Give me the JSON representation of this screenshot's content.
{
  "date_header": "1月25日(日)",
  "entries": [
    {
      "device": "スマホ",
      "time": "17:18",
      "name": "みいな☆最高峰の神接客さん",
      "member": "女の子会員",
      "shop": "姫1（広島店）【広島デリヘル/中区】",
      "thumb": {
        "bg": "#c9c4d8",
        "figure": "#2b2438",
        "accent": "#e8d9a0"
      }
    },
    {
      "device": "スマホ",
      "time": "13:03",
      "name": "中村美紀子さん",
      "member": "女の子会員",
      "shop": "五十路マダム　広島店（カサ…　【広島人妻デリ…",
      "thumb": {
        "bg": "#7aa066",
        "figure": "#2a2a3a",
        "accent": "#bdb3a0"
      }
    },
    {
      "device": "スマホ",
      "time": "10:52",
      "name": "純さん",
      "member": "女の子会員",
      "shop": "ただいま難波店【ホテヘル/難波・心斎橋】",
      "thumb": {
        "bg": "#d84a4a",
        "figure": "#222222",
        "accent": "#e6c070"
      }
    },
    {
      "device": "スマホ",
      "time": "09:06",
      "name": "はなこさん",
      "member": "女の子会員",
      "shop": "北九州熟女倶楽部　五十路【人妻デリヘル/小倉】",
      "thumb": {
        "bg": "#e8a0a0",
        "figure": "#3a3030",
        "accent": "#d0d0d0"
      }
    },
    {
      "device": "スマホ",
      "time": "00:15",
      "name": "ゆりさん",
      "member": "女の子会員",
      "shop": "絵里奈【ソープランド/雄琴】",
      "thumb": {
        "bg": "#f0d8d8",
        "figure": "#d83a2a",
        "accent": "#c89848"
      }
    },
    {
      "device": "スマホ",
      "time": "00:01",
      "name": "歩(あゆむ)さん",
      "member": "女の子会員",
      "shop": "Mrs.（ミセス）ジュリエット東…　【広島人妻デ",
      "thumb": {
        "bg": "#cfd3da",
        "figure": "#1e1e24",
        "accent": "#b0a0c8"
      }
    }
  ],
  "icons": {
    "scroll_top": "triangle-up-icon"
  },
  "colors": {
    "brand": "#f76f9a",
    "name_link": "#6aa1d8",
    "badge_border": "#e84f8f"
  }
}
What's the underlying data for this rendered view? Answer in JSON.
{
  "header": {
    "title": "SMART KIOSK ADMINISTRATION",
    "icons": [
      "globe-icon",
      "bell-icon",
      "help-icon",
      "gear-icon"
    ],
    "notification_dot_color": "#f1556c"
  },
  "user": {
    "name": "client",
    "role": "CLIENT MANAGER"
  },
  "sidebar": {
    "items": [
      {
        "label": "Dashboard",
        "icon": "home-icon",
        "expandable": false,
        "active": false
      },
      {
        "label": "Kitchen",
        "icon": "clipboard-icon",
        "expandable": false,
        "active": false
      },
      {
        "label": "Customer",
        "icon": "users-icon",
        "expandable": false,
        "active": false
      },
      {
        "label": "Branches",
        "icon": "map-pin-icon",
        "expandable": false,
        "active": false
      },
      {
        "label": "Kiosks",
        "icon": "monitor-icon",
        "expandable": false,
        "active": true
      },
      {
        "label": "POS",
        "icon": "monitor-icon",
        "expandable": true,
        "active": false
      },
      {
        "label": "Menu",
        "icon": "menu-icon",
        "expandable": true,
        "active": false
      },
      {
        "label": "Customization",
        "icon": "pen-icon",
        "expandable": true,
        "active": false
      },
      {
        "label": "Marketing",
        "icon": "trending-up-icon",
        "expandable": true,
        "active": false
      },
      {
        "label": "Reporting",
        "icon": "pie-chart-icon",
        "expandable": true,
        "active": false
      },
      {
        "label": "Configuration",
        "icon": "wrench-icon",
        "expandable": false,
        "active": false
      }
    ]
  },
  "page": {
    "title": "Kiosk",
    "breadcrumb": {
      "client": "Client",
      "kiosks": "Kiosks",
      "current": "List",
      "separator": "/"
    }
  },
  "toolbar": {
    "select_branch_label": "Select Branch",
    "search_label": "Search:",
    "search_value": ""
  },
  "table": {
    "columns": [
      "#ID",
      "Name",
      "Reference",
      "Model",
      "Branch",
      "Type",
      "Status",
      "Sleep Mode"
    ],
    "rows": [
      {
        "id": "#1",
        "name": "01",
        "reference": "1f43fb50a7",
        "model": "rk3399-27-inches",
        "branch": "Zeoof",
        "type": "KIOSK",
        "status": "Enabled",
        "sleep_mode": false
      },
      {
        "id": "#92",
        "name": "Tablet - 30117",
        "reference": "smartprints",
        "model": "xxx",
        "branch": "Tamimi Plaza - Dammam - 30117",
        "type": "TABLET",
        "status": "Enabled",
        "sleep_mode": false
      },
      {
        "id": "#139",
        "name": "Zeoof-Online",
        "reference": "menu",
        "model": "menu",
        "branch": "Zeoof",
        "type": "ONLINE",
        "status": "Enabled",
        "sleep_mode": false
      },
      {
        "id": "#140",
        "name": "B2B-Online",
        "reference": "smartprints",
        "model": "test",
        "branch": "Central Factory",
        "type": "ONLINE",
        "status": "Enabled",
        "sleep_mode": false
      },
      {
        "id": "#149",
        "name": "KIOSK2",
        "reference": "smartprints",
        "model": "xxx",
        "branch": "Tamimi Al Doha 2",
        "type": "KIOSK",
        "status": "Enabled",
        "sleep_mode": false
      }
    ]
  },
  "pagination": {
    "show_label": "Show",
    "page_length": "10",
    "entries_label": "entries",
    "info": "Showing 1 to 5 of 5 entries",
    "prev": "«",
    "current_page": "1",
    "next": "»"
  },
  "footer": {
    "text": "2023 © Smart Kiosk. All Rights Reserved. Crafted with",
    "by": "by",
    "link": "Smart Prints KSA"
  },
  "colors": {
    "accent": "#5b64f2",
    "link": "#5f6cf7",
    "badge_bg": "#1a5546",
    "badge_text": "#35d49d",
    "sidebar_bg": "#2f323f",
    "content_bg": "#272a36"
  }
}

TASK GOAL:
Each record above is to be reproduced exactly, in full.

EXERCISE RESULT:
Give me the JSON representation of this screenshot's content.
{
  "date_header": "1月25日(日)",
  "entries": [
    {
      "device": "スマホ",
      "time": "17:18",
      "name": "みいな☆最高峰の神接客さん",
      "member": "女の子会員",
      "shop": "姫1（広島店）【広島デリヘル/中区】",
      "thumb": {
        "bg": "#c9c4d8",
        "figure": "#2b2438",
        "accent": "#e8d9a0"
      }
    },
    {
      "device": "スマホ",
      "time": "13:03",
      "name": "中村美紀子さん",
      "member": "女の子会員",
      "shop": "五十路マダム　広島店（カサ…　【広島人妻デリ…",
      "thumb": {
        "bg": "#7aa066",
        "figure": "#2a2a3a",
        "accent": "#bdb3a0"
      }
    },
    {
      "device": "スマホ",
      "time": "10:52",
      "name": "純さん",
      "member": "女の子会員",
      "shop": "ただいま難波店【ホテヘル/難波・心斎橋】",
      "thumb": {
        "bg": "#d84a4a",
        "figure": "#222222",
        "accent": "#e6c070"
      }
    },
    {
      "device": "スマホ",
      "time": "09:06",
      "name": "はなこさん",
      "member": "女の子会員",
      "shop": "北九州熟女倶楽部　五十路【人妻デリヘル/小倉】",
      "thumb": {
        "bg": "#e8a0a0",
        "figure": "#3a3030",
        "accent": "#d0d0d0"
      }
    },
    {
      "device": "スマホ",
      "time": "00:15",
      "name": "ゆりさん",
      "member": "女の子会員",
      "shop": "絵里奈【ソープランド/雄琴】",
      "thumb": {
        "bg": "#f0d8d8",
        "figure": "#d83a2a",
        "accent": "#c89848"
      }
    },
    {
      "device": "スマホ",
      "time": "00:01",
      "name": "歩(あゆむ)さん",
      "member": "女の子会員",
      "shop": "Mrs.（ミセス）ジュリエット東…　【広島人妻デ",
      "thumb": {
        "bg": "#cfd3da",
        "figure": "#1e1e24",
        "accent": "#b0a0c8"
      }
    }
  ],
  "icons": {
    "scroll_top": "triangle-up-icon"
  },
  "colors": {
    "brand": "#f76f9a",
    "name_link": "#6aa1d8",
    "badge_border": "#e84f8f"
  }
}
What's the underlying data for this rendered view? Answer in JSON.
{
  "header": {
    "title": "SMART KIOSK ADMINISTRATION",
    "icons": [
      "globe-icon",
      "bell-icon",
      "help-icon",
      "gear-icon"
    ],
    "notification_dot_color": "#f1556c"
  },
  "user": {
    "name": "client",
    "role": "CLIENT MANAGER"
  },
  "sidebar": {
    "items": [
      {
        "label": "Dashboard",
        "icon": "home-icon",
        "expandable": false,
        "active": false
      },
      {
        "label": "Kitchen",
        "icon": "clipboard-icon",
        "expandable": false,
        "active": false
      },
      {
        "label": "Customer",
        "icon": "users-icon",
        "expandable": false,
        "active": false
      },
      {
        "label": "Branches",
        "icon": "map-pin-icon",
        "expandable": false,
        "active": false
      },
      {
        "label": "Kiosks",
        "icon": "monitor-icon",
        "expandable": false,
        "active": true
      },
      {
        "label": "POS",
        "icon": "monitor-icon",
        "expandable": true,
        "active": false
      },
      {
        "label": "Menu",
        "icon": "menu-icon",
        "expandable": true,
        "active": false
      },
      {
        "label": "Customization",
        "icon": "pen-icon",
        "expandable": true,
        "active": false
      },
      {
        "label": "Marketing",
        "icon": "trending-up-icon",
        "expandable": true,
        "active": false
      },
      {
        "label": "Reporting",
        "icon": "pie-chart-icon",
        "expandable": true,
        "active": false
      },
      {
        "label": "Configuration",
        "icon": "wrench-icon",
        "expandable": false,
        "active": false
      }
    ]
  },
  "page": {
    "title": "Kiosk",
    "breadcrumb": {
      "client": "Client",
      "kiosks": "Kiosks",
      "current": "List",
      "separator": "/"
    }
  },
  "toolbar": {
    "select_branch_label": "Select Branch",
    "search_label": "Search:",
    "search_value": ""
  },
  "table": {
    "columns": [
      "#ID",
      "Name",
      "Reference",
      "Model",
      "Branch",
      "Type",
      "Status",
      "Sleep Mode"
    ],
    "rows": [
      {
        "id": "#1",
        "name": "01",
        "reference": "1f43fb50a7",
        "model": "rk3399-27-inches",
        "branch": "Zeoof",
        "type": "KIOSK",
        "status": "Enabled",
        "sleep_mode": false
      },
      {
        "id": "#92",
        "name": "Tablet - 30117",
        "reference": "smartprints",
        "model": "xxx",
        "branch": "Tamimi Plaza - Dammam - 30117",
        "type": "TABLET",
        "status": "Enabled",
        "sleep_mode": false
      },
      {
        "id": "#139",
        "name": "Zeoof-Online",
        "reference": "menu",
        "model": "menu",
        "branch": "Zeoof",
        "type": "ONLINE",
        "status": "Enabled",
        "sleep_mode": false
      },
      {
        "id": "#140",
        "name": "B2B-Online",
        "reference": "smartprints",
        "model": "test",
        "branch": "Central Factory",
        "type": "ONLINE",
        "status": "Enabled",
        "sleep_mode": false
      },
      {
        "id": "#149",
        "name": "KIOSK2",
        "reference": "smartprints",
        "model": "xxx",
        "branch": "Tamimi Al Doha 2",
        "type": "KIOSK",
        "status": "Enabled",
        "sleep_mode": false
      }
    ]
  },
  "pagination": {
    "show_label": "Show",
    "page_length": "10",
    "entries_label": "entries",
    "info": "Showing 1 to 5 of 5 entries",
    "prev": "«",
    "current_page": "1",
    "next": "»"
  },
  "footer": {
    "text": "2023 © Smart Kiosk. All Rights Reserved. Crafted with",
    "by": "by",
    "link": "Smart Prints KSA"
  },
  "colors": {
    "accent": "#5b64f2",
    "link": "#5f6cf7",
    "badge_bg": "#1a5546",
    "badge_text": "#35d49d",
    "sidebar_bg": "#2f323f",
    "content_bg": "#272a36"
  }
}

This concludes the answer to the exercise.